Milk is a fantastic drink to consume to help with hydration and it is common knowledge with sports nutritionists how milk can actually be a very effective during exercise and post-exercise rehydration drink.

Best and worst things to eat at the halfway hut

The next thing I would opt for would be a carbohydrate-based snack, ideally a granola bar, banana or chicken wrap. Keep it sensible and easy but look at this carbohydrate option as your fuel to put in your tank to keep you going for the back 9.

Again, there is a plethora of evidence showing how carbohydrates can help raise blood glucose and muscle glycogen concentrations, two important considerations for when you are walking the hill to the 18th tee.

The professionals consume carbohydrates during the round so why don’t you? Remember, what I mentioned in the first article that if you have ever felt flat or low on energy entering the back 9 then research supports this too. In particular, blood glucose levels have been shown to decrease and following completion of an 18-hole course, mean blood glucose levels fell on average by 20%, 10% and 30% in young (27 ± 5 years), middle-aged (50 ± 7 years) and older men (75 ± 4 years), respectively.

The final thing I would go for at the halfway hut would be an intake of caffeine. Now this can be a cup of tea or a coffee (obviously a coffee would have more caffeine in it). If you are not a fan of either, then maybe it’s time to purchase some caffeine gum or carbohydrate/caffeine gel for the bag (we will cover this in a future article).

The reason I think it’s important to consider a caffeine intake halfway around is because, like with any elite performance, we want to finish strong, arguably stronger than we started. In a randomised controlled study, with experienced golfers, the consumption of an isotonic carbohydrate sports drink containing caffeine prior to and during a round of golf improved putting performance and increased feelings of alertness.

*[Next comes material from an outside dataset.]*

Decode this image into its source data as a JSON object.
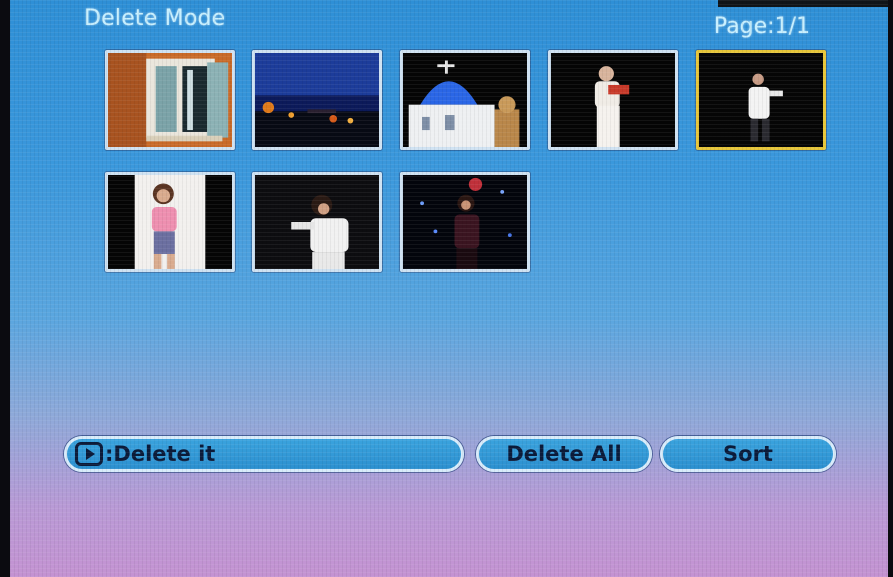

Similarly, a moderate dose (1-2 coffee’s) consumed before and during a round of golf improves golf specific measures (i.e., total score, greens in regulation and drive distance. In particular during this study, those golfers who consumed caffeine hit 9 GIR versus 7 for those who consumed a placebo! I know I would take an extra two GIR’s each time I play!

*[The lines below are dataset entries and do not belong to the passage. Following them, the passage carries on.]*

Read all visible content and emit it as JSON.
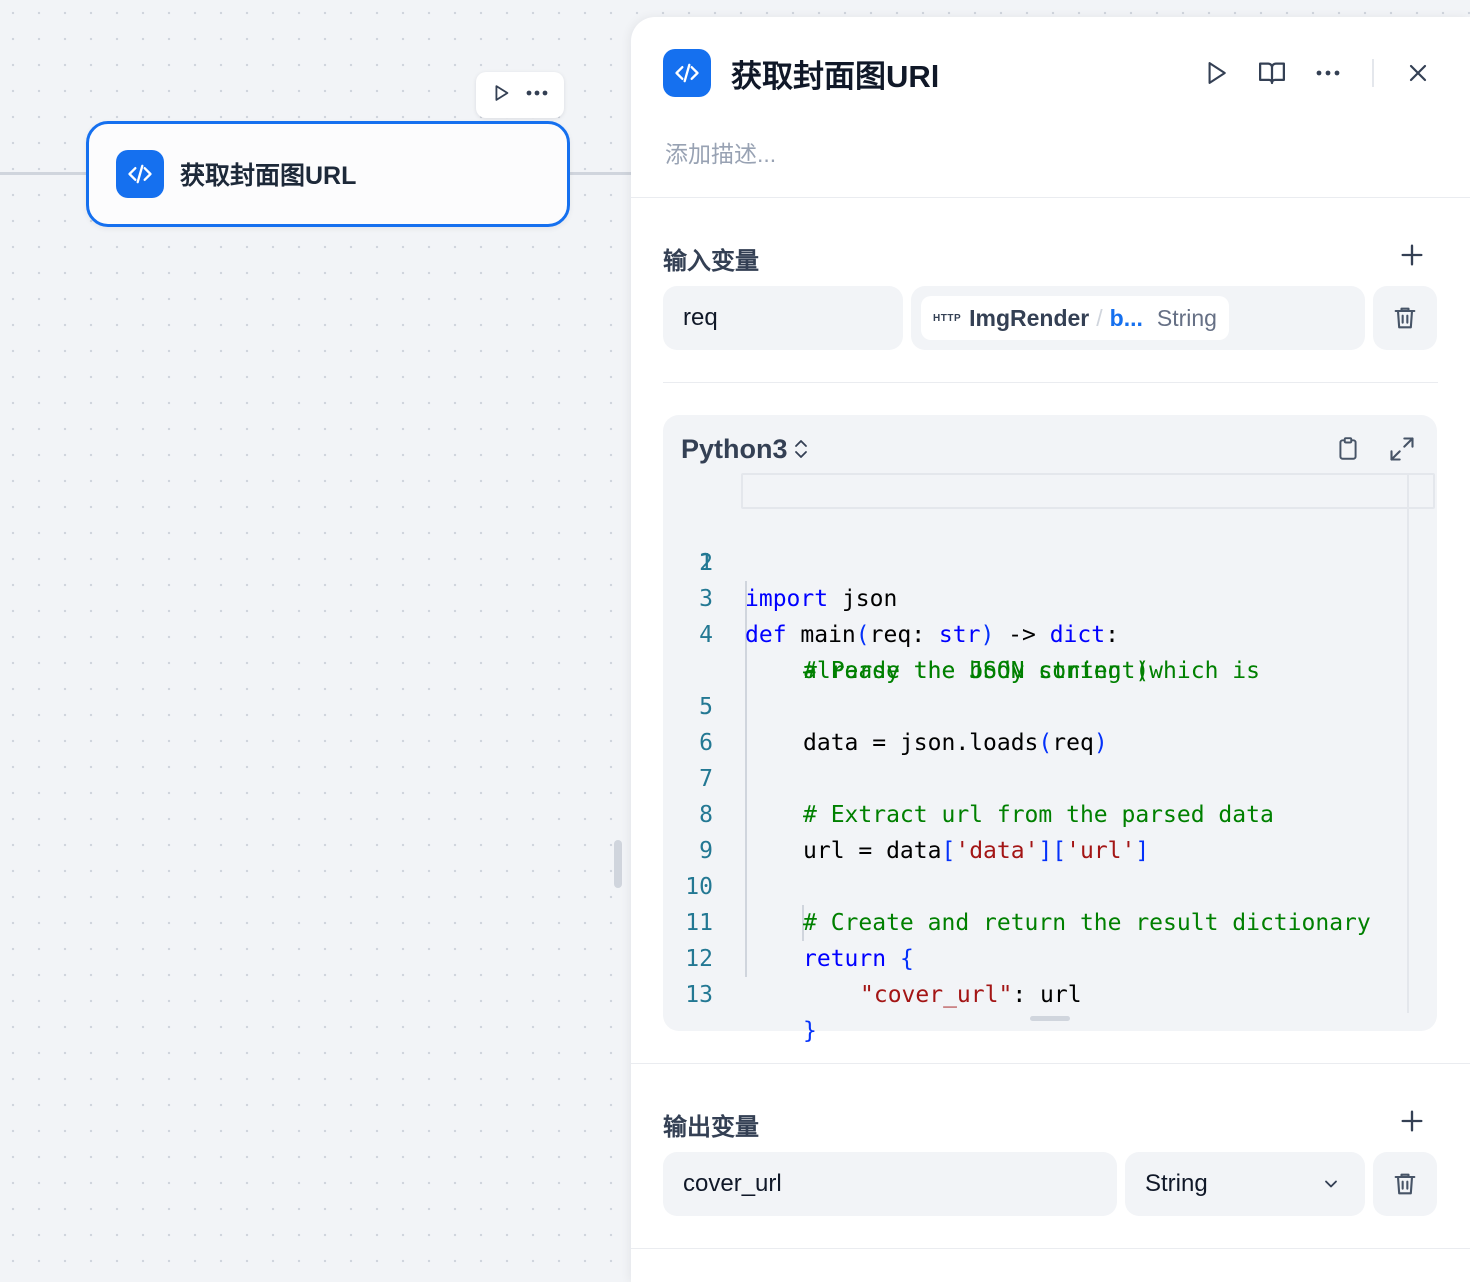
{
  "canvas": {
    "node": {
      "title": "获取封面图URL",
      "icon": "code-icon",
      "accent_color": "#1570ef"
    },
    "toolbar": {
      "run_icon": "play-icon",
      "more_icon": "more-horizontal-icon"
    }
  },
  "panel": {
    "title": "获取封面图URl",
    "description_placeholder": "添加描述...",
    "header_icons": [
      "play-icon",
      "book-open-icon",
      "more-horizontal-icon",
      "close-icon"
    ],
    "inputs": {
      "label": "输入变量",
      "items": [
        {
          "name": "req",
          "source_tag": "HTTP",
          "source_node": "ImgRender",
          "source_separator": "/",
          "source_var": "b...",
          "source_type": "String"
        }
      ]
    },
    "code": {
      "language": "Python3",
      "lines": [
        {
          "n": "1",
          "text": "import json"
        },
        {
          "n": "2",
          "text": ""
        },
        {
          "n": "3",
          "text": "def main(req: str) -> dict:"
        },
        {
          "n": "4",
          "text": "    # Parse the JSON string (which is already the body content)"
        },
        {
          "n": "5",
          "text": "    data = json.loads(req)"
        },
        {
          "n": "6",
          "text": ""
        },
        {
          "n": "7",
          "text": "    # Extract url from the parsed data"
        },
        {
          "n": "8",
          "text": "    url = data['data']['url']"
        },
        {
          "n": "9",
          "text": ""
        },
        {
          "n": "10",
          "text": "    # Create and return the result dictionary"
        },
        {
          "n": "11",
          "text": "    return {"
        },
        {
          "n": "12",
          "text": "        \"cover_url\": url"
        },
        {
          "n": "13",
          "text": "    }"
        }
      ],
      "tokens": {
        "l1_kw": "import",
        "l1_rest": " json",
        "l3_kw": "def",
        "l3_name": " main",
        "l3_p1": "(",
        "l3_arg": "req: ",
        "l3_type": "str",
        "l3_p2": ")",
        "l3_arrow": " -> ",
        "l3_ret": "dict",
        "l3_colon": ":",
        "l4_a": "# Parse the JSON string (which is",
        "l4_b": "already the body content)",
        "l5_a": "data = json.loads",
        "l5_p1": "(",
        "l5_arg": "req",
        "l5_p2": ")",
        "l7": "# Extract url from the parsed data",
        "l8_a": "url = data",
        "l8_b1": "[",
        "l8_s1": "'data'",
        "l8_b2": "][",
        "l8_s2": "'url'",
        "l8_b3": "]",
        "l10": "# Create and return the result dictionary",
        "l11_kw": "return",
        "l11_br": "{",
        "l12_s": "\"cover_url\"",
        "l12_rest": ": url",
        "l13_br": "}"
      }
    },
    "outputs": {
      "label": "输出变量",
      "items": [
        {
          "name": "cover_url",
          "type": "String"
        }
      ]
    }
  }
}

Halfway hut options I would be staying well away from are the high saturated fat foods and high sugary fluids. Think about the sausage roll that has been sitting on the warm shelf all day with a meat content likely to be lower than 50-60% or the classic bag of crisps which are not really providing you with any performance benefits.

Another reason I don’t like the pastries and crisps is because they can become messy, they normally fall apart, and then you see players finishing them before frantically trying to clean their hands and glove from the grease before they pull out the wood on the 10th!

The higher sugary drinks are the classic fizzy pops, although there is a rationale for the sugar hit to help with energy stores, ideally, we want this to come from a more sustained and/or prolonged option which would result in a less rapid rise in blood glucose (i.e., flavoured milk / sports drink).

To keep things simple with your decisions at the halfway hut, just think about what the professionals would be consuming. As you stand at the till before you purchase, would Tiger, Justin Rose and Phil be buying this or not?

In summary, I propose you now follow a three-step process (“The Halfway Hut three R’s”) when you next step into the halfway hut:

Rehydrate – Sports drink / Milk Refuel – Carbohydrate based snack Re-focus – caffeinated beverage or supplement

Dr James Morehen is a performance nutritionist who currently works professional football players across the international squads. He holds a PhD in Performance Nutrition from Liverpool John Moores University where he has built up over 6 years of applied experience working with professional rugby players, professional boxers and formula motorsport drivers. James is a keen recreational golfer himself and enjoys helping other golfers apply the key fundamentals of performance nutrition into their own golf training and performances.